Posted By: Anonymous
What’s the best way to get the current date/time in Java?
It depends on what form of date / time you want:
If you want the date / time as a single numeric value, then
System.currentTimeMillis()gives you that, expressed as the number of milliseconds after the UNIX epoch (as a Java
long). This value is a delta from a UTC time-point, and is independent of the local time-zone1.
If you want the date / time in a form that allows you to access the components (year, month, etc) numerically, you could use one of the following:
new Date()gives you a
Dateobject initialized with the current date / time. The problem is that the
DateAPI methods are mostly flawed … and deprecated.
Calendar.getInstance()gives you a
Calendarobject initialized with the current date / time, using the default

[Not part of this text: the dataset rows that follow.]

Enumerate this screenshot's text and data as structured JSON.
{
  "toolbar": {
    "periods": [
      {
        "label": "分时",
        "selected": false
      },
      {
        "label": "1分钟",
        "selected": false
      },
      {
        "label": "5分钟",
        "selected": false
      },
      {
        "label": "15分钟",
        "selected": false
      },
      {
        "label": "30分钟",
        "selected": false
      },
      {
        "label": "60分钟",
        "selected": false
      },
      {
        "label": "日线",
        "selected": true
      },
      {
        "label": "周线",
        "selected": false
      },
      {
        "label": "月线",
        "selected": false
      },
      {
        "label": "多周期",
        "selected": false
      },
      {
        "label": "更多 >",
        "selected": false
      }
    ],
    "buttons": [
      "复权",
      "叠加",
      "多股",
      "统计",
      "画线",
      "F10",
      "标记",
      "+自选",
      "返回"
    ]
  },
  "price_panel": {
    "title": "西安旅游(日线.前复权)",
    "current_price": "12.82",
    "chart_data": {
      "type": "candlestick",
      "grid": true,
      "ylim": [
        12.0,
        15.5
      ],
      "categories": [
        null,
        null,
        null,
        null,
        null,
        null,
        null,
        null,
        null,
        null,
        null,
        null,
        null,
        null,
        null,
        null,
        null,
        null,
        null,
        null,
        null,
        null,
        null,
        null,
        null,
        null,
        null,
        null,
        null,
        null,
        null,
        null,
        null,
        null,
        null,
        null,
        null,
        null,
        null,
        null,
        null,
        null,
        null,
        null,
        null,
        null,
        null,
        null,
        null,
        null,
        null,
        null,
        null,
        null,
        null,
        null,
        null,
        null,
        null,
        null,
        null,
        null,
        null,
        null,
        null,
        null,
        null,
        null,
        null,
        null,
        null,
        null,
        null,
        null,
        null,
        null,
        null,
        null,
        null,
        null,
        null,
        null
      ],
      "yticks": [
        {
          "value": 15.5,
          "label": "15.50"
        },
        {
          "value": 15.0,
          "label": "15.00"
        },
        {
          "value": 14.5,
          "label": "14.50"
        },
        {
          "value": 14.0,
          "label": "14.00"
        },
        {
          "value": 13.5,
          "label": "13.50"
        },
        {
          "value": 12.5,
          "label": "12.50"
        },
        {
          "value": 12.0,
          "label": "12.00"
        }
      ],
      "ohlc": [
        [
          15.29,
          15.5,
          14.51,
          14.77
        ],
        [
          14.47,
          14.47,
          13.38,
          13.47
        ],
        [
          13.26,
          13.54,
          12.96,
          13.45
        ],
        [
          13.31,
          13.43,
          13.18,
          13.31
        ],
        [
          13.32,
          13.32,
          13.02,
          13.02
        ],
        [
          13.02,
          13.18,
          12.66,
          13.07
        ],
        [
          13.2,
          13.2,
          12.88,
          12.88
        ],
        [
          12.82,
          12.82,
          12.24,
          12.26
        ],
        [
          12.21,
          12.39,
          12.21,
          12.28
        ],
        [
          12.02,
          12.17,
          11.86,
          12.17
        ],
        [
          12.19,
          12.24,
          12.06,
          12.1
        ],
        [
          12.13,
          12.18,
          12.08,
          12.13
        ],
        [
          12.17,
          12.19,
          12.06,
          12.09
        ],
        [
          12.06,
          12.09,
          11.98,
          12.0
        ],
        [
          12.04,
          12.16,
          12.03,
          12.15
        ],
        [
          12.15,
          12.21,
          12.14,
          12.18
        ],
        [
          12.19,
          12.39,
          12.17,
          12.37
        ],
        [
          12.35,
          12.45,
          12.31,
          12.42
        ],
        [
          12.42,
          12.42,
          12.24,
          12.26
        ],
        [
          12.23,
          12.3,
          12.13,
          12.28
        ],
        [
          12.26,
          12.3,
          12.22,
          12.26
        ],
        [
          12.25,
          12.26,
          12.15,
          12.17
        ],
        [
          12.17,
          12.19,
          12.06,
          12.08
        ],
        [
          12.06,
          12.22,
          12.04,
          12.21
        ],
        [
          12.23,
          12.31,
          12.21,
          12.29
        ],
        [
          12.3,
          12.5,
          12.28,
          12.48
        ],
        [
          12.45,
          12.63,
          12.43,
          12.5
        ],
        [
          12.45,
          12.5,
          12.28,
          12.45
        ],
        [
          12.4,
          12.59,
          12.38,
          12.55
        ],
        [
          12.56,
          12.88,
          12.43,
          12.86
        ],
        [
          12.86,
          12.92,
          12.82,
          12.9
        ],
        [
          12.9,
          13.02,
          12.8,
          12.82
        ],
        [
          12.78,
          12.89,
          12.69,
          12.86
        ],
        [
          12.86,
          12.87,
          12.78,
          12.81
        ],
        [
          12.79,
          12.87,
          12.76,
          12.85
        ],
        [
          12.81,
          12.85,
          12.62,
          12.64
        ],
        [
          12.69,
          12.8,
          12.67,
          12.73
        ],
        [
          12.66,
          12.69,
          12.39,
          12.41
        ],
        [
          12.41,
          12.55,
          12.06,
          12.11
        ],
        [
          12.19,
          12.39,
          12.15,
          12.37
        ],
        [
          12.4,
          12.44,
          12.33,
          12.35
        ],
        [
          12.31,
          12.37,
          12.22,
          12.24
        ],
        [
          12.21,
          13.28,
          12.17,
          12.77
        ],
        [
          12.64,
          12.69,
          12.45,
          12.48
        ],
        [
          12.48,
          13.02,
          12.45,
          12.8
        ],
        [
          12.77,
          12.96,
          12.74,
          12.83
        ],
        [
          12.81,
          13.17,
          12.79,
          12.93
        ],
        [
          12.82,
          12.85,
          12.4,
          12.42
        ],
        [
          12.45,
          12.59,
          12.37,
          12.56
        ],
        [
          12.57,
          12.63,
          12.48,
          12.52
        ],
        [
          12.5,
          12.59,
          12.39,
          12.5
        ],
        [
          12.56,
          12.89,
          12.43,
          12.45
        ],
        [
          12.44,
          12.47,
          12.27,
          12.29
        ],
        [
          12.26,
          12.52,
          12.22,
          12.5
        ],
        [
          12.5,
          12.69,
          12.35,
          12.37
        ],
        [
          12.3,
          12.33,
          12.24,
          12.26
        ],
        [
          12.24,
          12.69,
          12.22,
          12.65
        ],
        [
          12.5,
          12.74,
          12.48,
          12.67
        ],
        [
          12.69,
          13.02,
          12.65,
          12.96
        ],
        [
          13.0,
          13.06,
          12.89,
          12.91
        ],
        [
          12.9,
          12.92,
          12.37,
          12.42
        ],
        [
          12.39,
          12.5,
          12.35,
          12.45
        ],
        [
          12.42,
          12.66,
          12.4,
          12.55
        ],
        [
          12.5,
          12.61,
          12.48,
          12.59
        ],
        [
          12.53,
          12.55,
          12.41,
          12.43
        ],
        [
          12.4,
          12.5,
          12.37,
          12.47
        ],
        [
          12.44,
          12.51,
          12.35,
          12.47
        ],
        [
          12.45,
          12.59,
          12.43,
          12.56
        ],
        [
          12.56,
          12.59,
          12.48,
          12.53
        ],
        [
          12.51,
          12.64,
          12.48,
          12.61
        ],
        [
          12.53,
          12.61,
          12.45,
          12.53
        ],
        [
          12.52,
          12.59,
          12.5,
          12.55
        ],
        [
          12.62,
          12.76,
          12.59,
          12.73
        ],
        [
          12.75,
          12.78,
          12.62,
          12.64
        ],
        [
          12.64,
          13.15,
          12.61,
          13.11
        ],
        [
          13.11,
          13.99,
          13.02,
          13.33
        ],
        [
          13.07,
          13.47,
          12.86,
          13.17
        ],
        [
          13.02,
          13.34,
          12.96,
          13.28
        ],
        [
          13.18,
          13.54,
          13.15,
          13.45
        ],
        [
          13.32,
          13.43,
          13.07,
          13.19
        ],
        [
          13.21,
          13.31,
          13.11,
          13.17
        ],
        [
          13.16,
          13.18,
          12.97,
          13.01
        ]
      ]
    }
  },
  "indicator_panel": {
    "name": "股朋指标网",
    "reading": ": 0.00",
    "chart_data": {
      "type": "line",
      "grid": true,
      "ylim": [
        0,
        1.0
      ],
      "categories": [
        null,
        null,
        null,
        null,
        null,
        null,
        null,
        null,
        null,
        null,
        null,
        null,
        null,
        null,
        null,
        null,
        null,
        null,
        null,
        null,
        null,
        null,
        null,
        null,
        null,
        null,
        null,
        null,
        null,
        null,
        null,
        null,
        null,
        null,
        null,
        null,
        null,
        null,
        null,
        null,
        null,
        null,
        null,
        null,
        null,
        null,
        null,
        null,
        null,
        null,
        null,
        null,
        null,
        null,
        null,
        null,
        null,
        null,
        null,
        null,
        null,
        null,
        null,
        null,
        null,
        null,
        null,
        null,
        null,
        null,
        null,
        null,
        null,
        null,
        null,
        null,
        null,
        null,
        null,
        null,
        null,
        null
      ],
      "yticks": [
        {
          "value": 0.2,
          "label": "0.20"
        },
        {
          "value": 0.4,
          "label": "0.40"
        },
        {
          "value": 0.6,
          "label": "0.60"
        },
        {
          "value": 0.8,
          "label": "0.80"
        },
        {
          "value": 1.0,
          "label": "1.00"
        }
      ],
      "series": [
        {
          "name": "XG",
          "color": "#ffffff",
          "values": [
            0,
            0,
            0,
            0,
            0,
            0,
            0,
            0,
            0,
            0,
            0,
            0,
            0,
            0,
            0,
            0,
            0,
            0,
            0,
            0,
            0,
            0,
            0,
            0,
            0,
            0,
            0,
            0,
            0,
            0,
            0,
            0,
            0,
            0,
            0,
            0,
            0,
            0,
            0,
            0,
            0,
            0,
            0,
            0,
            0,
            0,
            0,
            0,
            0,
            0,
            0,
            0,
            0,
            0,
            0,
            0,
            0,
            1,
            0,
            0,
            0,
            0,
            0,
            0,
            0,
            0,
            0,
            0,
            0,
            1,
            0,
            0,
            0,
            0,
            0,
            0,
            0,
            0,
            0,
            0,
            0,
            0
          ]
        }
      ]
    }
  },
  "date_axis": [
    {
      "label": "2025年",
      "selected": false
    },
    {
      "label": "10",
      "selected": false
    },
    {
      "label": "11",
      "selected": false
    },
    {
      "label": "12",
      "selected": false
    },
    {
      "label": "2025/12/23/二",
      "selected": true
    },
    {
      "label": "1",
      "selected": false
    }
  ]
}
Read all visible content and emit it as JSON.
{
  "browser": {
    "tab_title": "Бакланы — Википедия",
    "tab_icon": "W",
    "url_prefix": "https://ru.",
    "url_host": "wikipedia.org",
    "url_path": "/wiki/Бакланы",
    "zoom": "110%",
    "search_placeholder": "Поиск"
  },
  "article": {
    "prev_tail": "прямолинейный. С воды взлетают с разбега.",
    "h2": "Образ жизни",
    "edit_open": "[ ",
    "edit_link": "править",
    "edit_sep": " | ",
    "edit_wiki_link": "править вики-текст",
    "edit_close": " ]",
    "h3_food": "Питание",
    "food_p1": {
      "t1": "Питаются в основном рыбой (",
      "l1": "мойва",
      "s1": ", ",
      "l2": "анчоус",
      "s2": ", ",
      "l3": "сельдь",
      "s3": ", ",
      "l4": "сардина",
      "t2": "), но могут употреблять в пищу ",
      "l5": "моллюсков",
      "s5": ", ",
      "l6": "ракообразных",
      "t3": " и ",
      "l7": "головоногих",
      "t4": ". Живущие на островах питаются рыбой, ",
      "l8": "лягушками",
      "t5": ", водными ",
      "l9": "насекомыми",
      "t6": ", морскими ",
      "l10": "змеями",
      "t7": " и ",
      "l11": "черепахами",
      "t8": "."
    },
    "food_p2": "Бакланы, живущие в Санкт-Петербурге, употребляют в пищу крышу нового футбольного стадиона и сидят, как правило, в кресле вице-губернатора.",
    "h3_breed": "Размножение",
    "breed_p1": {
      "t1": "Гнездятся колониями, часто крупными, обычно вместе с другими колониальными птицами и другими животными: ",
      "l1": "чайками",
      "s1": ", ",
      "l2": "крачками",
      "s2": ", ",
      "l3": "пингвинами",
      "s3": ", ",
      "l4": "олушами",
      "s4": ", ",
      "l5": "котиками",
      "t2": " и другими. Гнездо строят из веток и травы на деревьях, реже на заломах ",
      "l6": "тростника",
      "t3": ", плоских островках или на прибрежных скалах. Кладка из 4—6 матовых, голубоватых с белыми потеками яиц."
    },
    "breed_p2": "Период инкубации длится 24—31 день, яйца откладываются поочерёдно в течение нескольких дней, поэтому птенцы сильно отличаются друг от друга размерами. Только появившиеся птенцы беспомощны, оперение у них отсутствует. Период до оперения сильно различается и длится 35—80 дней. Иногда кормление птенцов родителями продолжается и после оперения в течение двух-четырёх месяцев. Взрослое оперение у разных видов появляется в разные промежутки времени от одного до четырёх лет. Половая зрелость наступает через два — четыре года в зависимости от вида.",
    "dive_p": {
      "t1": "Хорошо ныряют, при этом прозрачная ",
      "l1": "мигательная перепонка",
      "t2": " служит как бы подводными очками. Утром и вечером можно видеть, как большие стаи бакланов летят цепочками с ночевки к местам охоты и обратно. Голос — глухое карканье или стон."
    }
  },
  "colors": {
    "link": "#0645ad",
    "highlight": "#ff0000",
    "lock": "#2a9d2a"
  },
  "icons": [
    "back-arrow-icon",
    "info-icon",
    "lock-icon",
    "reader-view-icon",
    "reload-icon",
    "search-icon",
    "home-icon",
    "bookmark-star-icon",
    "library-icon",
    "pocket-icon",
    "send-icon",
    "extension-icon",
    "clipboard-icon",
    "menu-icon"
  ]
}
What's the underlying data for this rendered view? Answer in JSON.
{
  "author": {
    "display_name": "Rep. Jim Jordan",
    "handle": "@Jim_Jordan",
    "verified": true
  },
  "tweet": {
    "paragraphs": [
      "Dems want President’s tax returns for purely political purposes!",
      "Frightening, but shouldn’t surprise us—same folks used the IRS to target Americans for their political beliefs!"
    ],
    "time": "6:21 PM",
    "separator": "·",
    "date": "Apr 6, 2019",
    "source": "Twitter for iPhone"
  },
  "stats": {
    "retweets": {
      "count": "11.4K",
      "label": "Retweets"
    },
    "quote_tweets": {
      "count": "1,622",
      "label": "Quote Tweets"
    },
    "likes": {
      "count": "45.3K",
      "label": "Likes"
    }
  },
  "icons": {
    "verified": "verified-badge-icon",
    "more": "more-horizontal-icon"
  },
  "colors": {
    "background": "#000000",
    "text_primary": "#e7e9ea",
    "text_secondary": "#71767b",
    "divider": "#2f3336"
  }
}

TimeZone. Other overloads allow you to use a specific
TimeZone. Calendar works … but the APIs are still cumbersome.
new org.joda.time.DateTime()gives you a Joda-time object initialized with the current date / time, using the default time zone and chronology. There are lots of other Joda alternatives … too many to describe here. (But note that some people report that Joda time has performance issues.; e.g. https://stackoverflow.com/questions/6280829.)
in Java 8, calling
java.time.ZonedDateTime.now()will give you representations2 for the current date / time.
Prior to Java 8, most people who know about these things recommended Joda-time as having (by far) the best Java APIs for doing things involving time point and duration calculations.
With Java 8 and later, the standard
java.time package is recommended. Joda time is now considered "obsolete", and the Joda maintainers are recommending that people migrate.3.
System.currentTimeMillis() gives the "system" time. While it is normal practice for the system clock to be set to (nominal) UTC, there will be a difference (a delta) between the local UTC clock and true UTC. The size of the delta depends on how well (and how often) the system’s clock is synced with UTC.
2 – Note that LocalDateTime doesn’t include a time zone. As the javadoc says: "It cannot represent an instant on the time-line without additional information such as an offset or time-zone."
3 – Note: your Java 8 code won’t break if you don’t migrate, but the Joda codebase may eventually stop getting bug fixes and other patches. As of 2020-02, an official "end of life" for Joda has not been announced, and the Joda APIs have not been marked as Deprecated.